Sometimes they open up to a big square and sometimes to other little Snickelways.
A Snickelway is a narrow place to walk along, leading from somewhere to somewhere else, usually in a town or city, especially in the city of York. (The Snickelways of York)
I followed the walk in Mark W. Jones´ book “A Walk Around the Snickelways of York” published in 1983. It will guide through 50 snickelways through the town of York, the town within the city walls.
As the Snickelways are largely medieval, they often feature weird and wonderful names such as “Mad Alice Lane” in reference to a woman who was hanged after poisoning her husband, “Hole-in-the-Wall,” and “Nether Hornpot Lane.” (Atlas Obscura)
Not all snickelways are that easy to find but it´s a fun way to explore York and even discover some more hidden corners.
From being just 80 cm wide to 67m long, the snickelways come in all different sizes, lengths and wides.
Somewhere in between I reached the famous “The Shambles” – the former street of the butchers in the medieval time and today one of Britains most famous streets.
The Shambles is a meandering medieval street with much character, it features overhanging timber-framed buildings, some of which date back to as early as the fourteenth century.
There is evidence of butchers using the street for their shops from before the Norman Conquest.
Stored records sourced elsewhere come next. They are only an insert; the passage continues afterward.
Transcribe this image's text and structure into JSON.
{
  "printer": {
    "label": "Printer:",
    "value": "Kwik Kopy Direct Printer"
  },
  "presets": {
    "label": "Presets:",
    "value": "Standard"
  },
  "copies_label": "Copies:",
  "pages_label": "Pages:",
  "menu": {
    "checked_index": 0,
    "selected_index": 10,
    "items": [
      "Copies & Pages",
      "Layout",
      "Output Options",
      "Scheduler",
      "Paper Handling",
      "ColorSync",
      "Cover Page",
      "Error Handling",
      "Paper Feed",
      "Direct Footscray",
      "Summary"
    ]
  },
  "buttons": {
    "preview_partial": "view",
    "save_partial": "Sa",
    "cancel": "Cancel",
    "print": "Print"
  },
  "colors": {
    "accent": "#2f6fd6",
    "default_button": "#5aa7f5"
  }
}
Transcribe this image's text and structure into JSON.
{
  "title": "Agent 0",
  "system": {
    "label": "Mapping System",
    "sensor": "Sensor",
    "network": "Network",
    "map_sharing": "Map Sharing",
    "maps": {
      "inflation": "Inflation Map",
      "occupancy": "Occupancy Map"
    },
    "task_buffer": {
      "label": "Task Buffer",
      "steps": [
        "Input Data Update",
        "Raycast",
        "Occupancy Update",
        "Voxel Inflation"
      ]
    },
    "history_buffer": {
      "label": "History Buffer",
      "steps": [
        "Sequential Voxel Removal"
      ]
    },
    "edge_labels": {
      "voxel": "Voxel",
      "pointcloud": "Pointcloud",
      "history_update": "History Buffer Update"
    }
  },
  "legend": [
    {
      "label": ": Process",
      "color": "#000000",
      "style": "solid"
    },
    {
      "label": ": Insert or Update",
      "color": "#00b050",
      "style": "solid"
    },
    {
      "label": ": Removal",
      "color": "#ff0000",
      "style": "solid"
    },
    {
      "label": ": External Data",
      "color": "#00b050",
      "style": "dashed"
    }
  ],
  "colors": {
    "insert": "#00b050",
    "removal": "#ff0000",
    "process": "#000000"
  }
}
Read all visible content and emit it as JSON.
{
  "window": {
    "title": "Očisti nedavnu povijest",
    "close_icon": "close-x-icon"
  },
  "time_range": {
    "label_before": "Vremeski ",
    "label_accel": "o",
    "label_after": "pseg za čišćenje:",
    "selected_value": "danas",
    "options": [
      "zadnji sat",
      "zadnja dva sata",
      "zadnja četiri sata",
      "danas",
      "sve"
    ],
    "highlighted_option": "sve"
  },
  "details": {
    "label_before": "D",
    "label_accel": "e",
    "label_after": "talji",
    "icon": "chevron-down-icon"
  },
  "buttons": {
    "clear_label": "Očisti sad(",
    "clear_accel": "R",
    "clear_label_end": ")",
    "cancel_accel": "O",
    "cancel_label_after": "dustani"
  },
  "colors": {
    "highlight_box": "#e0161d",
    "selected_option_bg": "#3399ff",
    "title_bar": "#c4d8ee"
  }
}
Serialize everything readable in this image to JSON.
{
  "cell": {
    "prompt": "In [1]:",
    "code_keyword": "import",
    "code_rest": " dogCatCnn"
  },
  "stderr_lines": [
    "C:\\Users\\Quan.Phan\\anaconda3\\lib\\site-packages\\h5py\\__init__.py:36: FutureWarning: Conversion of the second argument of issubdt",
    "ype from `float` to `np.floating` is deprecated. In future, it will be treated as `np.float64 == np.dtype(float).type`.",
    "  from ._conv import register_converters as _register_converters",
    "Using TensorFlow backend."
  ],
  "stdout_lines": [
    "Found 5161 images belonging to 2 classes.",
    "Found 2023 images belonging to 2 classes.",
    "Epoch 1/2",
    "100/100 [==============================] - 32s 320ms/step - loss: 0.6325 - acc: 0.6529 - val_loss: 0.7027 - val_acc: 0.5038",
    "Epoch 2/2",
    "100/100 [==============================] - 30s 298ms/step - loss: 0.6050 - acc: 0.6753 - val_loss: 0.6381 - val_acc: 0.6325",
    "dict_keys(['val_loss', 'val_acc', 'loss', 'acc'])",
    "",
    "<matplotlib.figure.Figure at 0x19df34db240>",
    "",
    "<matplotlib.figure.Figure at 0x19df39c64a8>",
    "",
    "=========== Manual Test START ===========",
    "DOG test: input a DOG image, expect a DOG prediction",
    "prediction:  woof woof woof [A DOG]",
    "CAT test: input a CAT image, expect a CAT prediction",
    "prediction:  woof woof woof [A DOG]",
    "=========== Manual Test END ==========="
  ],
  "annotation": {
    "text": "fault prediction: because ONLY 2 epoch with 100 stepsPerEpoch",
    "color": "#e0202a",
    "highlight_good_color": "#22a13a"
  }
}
The street is mentioned in the Domesday Book of 1086.
It was once known as The Great Flesh Shambles, probably deriving from the Anglo-Saxon Fleshammels which literally meant ‘flesh-shelves’, the word for the shelves on which butchers used to display their meat for customers. As recently as 1872 there were twenty-five butchers’ shops in the street but now there are none. (Yorkshireguides)
Today the Shambles, like most of the city, were just very crowded, I was quite overwhelmed after my quiet days in Haworth. And had decided to get up very early the next morning and enjoy a sleeping York.
Don´t get fooled by these pictures, I can be very patient and seize the moment. And it was around Dinner time, that helped too.
Harry Potter is a big theme in The Shambles, no wonder as they were the inspiration for Diagon Alley.
Walking back to my Airbnb place along the river and over the Millenium Bridge.